By late-November he was living in a small rundown hotel. His room was bare and had one window. Down the hall, a TV never seemed to be turned off: farm report, Captain Kangaroo, game shows, soap operas, cartoons, news, sit-coms, late-movie, the anthem, static, repeat. His view was a parking lot of cracked macadam, weeds pushing through and up. "Give credit to the almighty weed," he thought. "The weed doesn't quit, not without a fight."
Bill Jones lived with fear, his constant companion, faithful as a beagle, toxic as a cobra. Even something as ordinary as getting a sandwich and coffee was fraught. In public, he wore a cap, the bill pulled low. His hands trembled, ever so slightly.
He slept with the aid of Sominex; mornings he made several strong cups of instant using hot tap water before heading out. He felt drained constantly. Still, he had to work.
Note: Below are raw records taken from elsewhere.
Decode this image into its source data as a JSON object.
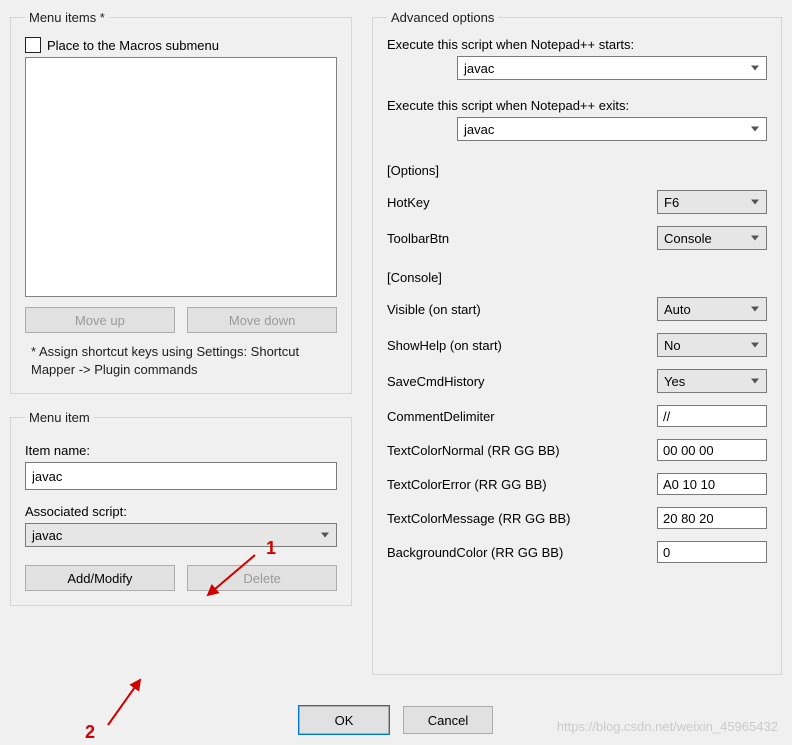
{
  "menuItems": {
    "legend": "Menu items *",
    "checkboxLabel": "Place to the Macros submenu",
    "moveUp": "Move up",
    "moveDown": "Move down",
    "hint": "* Assign shortcut keys using Settings: Shortcut Mapper -> Plugin commands"
  },
  "menuItem": {
    "legend": "Menu item",
    "itemNameLabel": "Item name:",
    "itemNameValue": "javac",
    "assocScriptLabel": "Associated script:",
    "assocScriptValue": "javac",
    "addModify": "Add/Modify",
    "delete": "Delete"
  },
  "advanced": {
    "legend": "Advanced options",
    "execStartLabel": "Execute this script when Notepad++ starts:",
    "execStartValue": "javac",
    "execExitLabel": "Execute this script when Notepad++ exits:",
    "execExitValue": "javac",
    "optionsSection": "[Options]",
    "hotkeyLabel": "HotKey",
    "hotkeyValue": "F6",
    "toolbarLabel": "ToolbarBtn",
    "toolbarValue": "Console",
    "consoleSection": "[Console]",
    "visibleLabel": "Visible (on start)",
    "visibleValue": "Auto",
    "showHelpLabel": "ShowHelp (on start)",
    "showHelpValue": "No",
    "saveCmdLabel": "SaveCmdHistory",
    "saveCmdValue": "Yes",
    "commentDelimLabel": "CommentDelimiter",
    "commentDelimValue": "//",
    "textNormalLabel": "TextColorNormal (RR GG BB)",
    "textNormalValue": "00 00 00",
    "textErrorLabel": "TextColorError (RR GG BB)",
    "textErrorValue": "A0 10 10",
    "textMsgLabel": "TextColorMessage (RR GG BB)",
    "textMsgValue": "20 80 20",
    "bgColorLabel": "BackgroundColor (RR GG BB)",
    "bgColorValue": "0"
  },
  "footer": {
    "ok": "OK",
    "cancel": "Cancel"
  },
  "annotations": {
    "one": "1",
    "two": "2"
  },
  "watermark": "https://blog.csdn.net/weixin_45965432"
}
In late-December, now in a very nondescript Falcon, he rolled into Thornton, found lodging at a boarding house in a diminished neighborhood. He sat down to Christmas dinner with strangers: Dash, his guest Millicent, old Sailor Bill, a few others, presided over by the mistress of the house, stout and steely Mrs. McGillicuddy. After dessert a bottle of sherry was opened and Bill Jones happily accepted a tumbler. The sweet wine warmed his throat and his heart. For the first time since the killing he relaxed, he smiled, he laughed, he trusted. For a suspended moment he could forget that he was wanted for murder, that a DA could add a bright feather to his legal cap by sending him to the gas chamber. As he drained his glass he wondered how Trixie's Christmas was.